Question: Colleen from My Total Money Makeover says her daughter is taking an eighth-grade trip for about $650. Should she contribute to this trip at all, or should Colleen cover the cost? Dave thinks it depends.
Answer: What we did was based on the fact that the kid is behaving and is walking out attitude, and at the eighth-grade level, that’s always a challenge. They’re getting good grades, and they’re not giving us fits at home—that kind of stuff—one of the rewards in our household was we would pay for things like this—an eighth-grade trip or a missions trip or something like that. However, we had other requirements on them that were draining their cash like they needed to be saving for their car. We would put these two things in the same sentence. “We’ll pay for this, but you need to understand the reason we’re doing this is we’re going to really expect you to pour on the coals because you’re going to have to pay for half your car.”
We matched for their car, so everything was focused on the saving side toward the car. Then we matched that and we really helped them set goals and pushed that. Anytime there was a discussion like this, yeah, we pick up the $650, you probably pick up your own spending money for the trip because you definitely have some skin in the game, and that’s based on three or four things. One is attitude. Two is grades. Three is the quality of your spiritual walk—how you’re doing here overall as our kid. Four is you’re going to be dumping money toward the car, so we’ve got you covered on this. This is your reward for all of those things. It’s not a sense of entitlement. That’s part of attitude.

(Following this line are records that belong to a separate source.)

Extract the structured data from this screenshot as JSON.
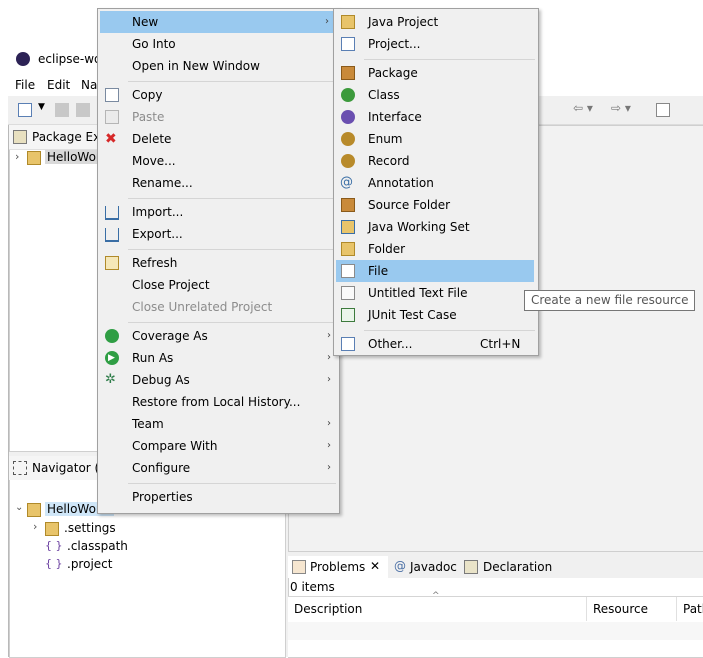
{
  "window": {
    "title": "eclipse-wor",
    "menu": [
      "File",
      "Edit",
      "Na"
    ]
  },
  "left": {
    "package_explorer_title": "Package Exp",
    "project_name": "HelloWorld",
    "navigator_title": "Navigator (D",
    "navigator_items": [
      ".settings",
      ".classpath",
      ".project"
    ]
  },
  "bottom": {
    "tabs": [
      "Problems",
      "Javadoc",
      "Declaration"
    ],
    "count": "0 items",
    "columns": [
      "Description",
      "Resource",
      "Path"
    ]
  },
  "context_menu": {
    "items": [
      "New",
      "Go Into",
      "Open in New Window",
      "Copy",
      "Paste",
      "Delete",
      "Move...",
      "Rename...",
      "Import...",
      "Export...",
      "Refresh",
      "Close Project",
      "Close Unrelated Project",
      "Coverage As",
      "Run As",
      "Debug As",
      "Restore from Local History...",
      "Team",
      "Compare With",
      "Configure",
      "Properties"
    ]
  },
  "submenu": {
    "items": [
      "Java Project",
      "Project...",
      "Package",
      "Class",
      "Interface",
      "Enum",
      "Record",
      "Annotation",
      "Source Folder",
      "Java Working Set",
      "Folder",
      "File",
      "Untitled Text File",
      "JUnit Test Case",
      "Other..."
    ],
    "other_shortcut": "Ctrl+N"
  },
  "tooltip": "Create a new file resource",
  "colors": {
    "highlight": "#99c9ef",
    "menu_bg": "#f0f0f0",
    "disabled_text": "#8c8c8c"
  }
}
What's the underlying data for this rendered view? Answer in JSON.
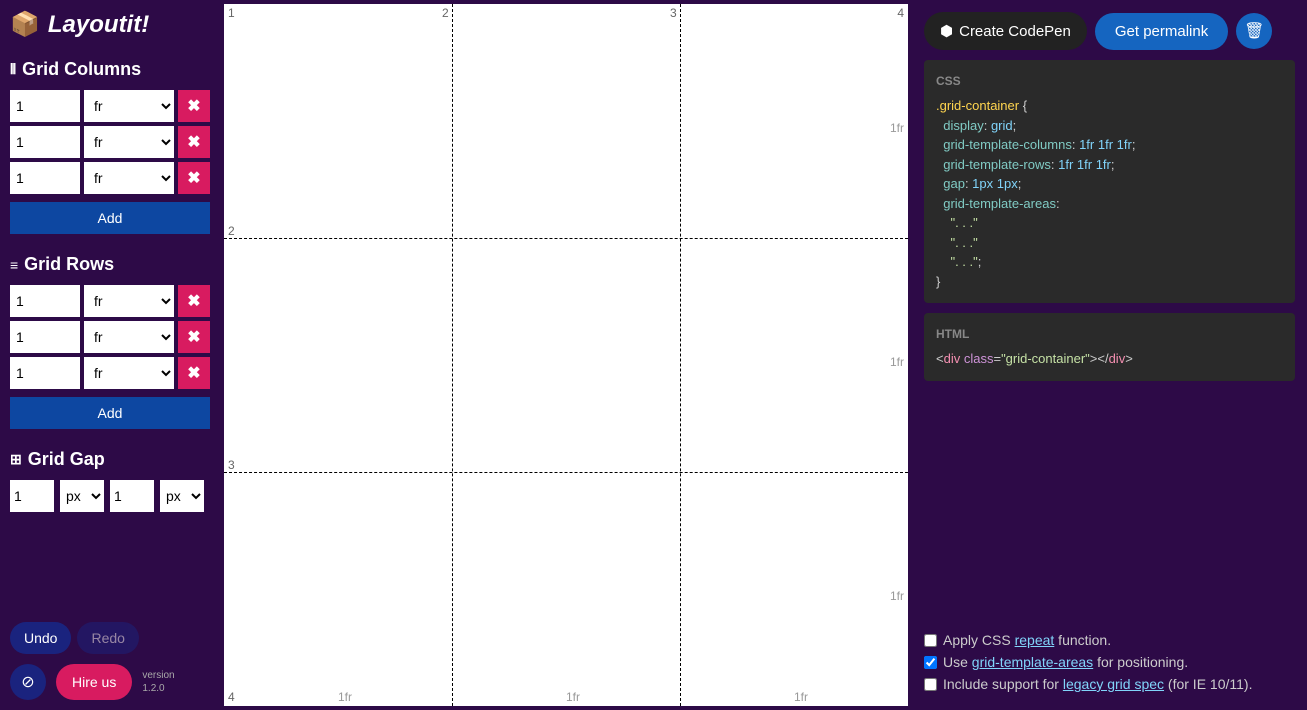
{
  "logo": {
    "text": "Layoutit!"
  },
  "sections": {
    "columns": {
      "title": "Grid Columns",
      "rows": [
        {
          "val": "1",
          "unit": "fr"
        },
        {
          "val": "1",
          "unit": "fr"
        },
        {
          "val": "1",
          "unit": "fr"
        }
      ],
      "add": "Add"
    },
    "rows": {
      "title": "Grid Rows",
      "rows": [
        {
          "val": "1",
          "unit": "fr"
        },
        {
          "val": "1",
          "unit": "fr"
        },
        {
          "val": "1",
          "unit": "fr"
        }
      ],
      "add": "Add"
    },
    "gap": {
      "title": "Grid Gap",
      "a_val": "1",
      "a_unit": "px",
      "b_val": "1",
      "b_unit": "px"
    }
  },
  "undo": "Undo",
  "redo": "Redo",
  "hire": "Hire us",
  "version": {
    "l1": "version",
    "l2": "1.2.0"
  },
  "canvas": {
    "nums": {
      "tl": "1",
      "t2": "2",
      "t3": "3",
      "t4": "4",
      "l2": "2",
      "l3": "3",
      "bl": "4"
    },
    "fr": "1fr"
  },
  "buttons": {
    "codepen": "Create CodePen",
    "permalink": "Get permalink"
  },
  "css": {
    "label": "CSS",
    "sel": ".grid-container",
    "p1": "display",
    "v1": "grid",
    "p2": "grid-template-columns",
    "v2": "1fr 1fr 1fr",
    "p3": "grid-template-rows",
    "v3": "1fr 1fr 1fr",
    "p4": "gap",
    "v4": "1px 1px",
    "p5": "grid-template-areas",
    "s1": "\". . .\"",
    "s2": "\". . .\"",
    "s3": "\". . .\""
  },
  "html": {
    "label": "HTML",
    "tag": "div",
    "attr": "class",
    "val": "\"grid-container\""
  },
  "checks": {
    "c1": {
      "pre": "Apply CSS ",
      "link": "repeat",
      "post": " function.",
      "checked": false
    },
    "c2": {
      "pre": "Use ",
      "link": "grid-template-areas",
      "post": " for positioning.",
      "checked": true
    },
    "c3": {
      "pre": "Include support for ",
      "link": "legacy grid spec",
      "post": " (for IE 10/11).",
      "checked": false
    }
  }
}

I don’t recall except maybe one trip that we didn’t want a kid to go on requiring them to pay for it. Requiring them to pay for it pretty much ensured on that trip that they didn’t go. That wasn’t a major eighth-grade school trip though. Our kids did some trips from time to time—different things like that—that we funded as they were growing up, but it was all part of an overall view that they were winning in the other areas of their life. You’re not going to have problems in four different areas and then I’m paying for stuff. You lost all of that—you lose those brownie points.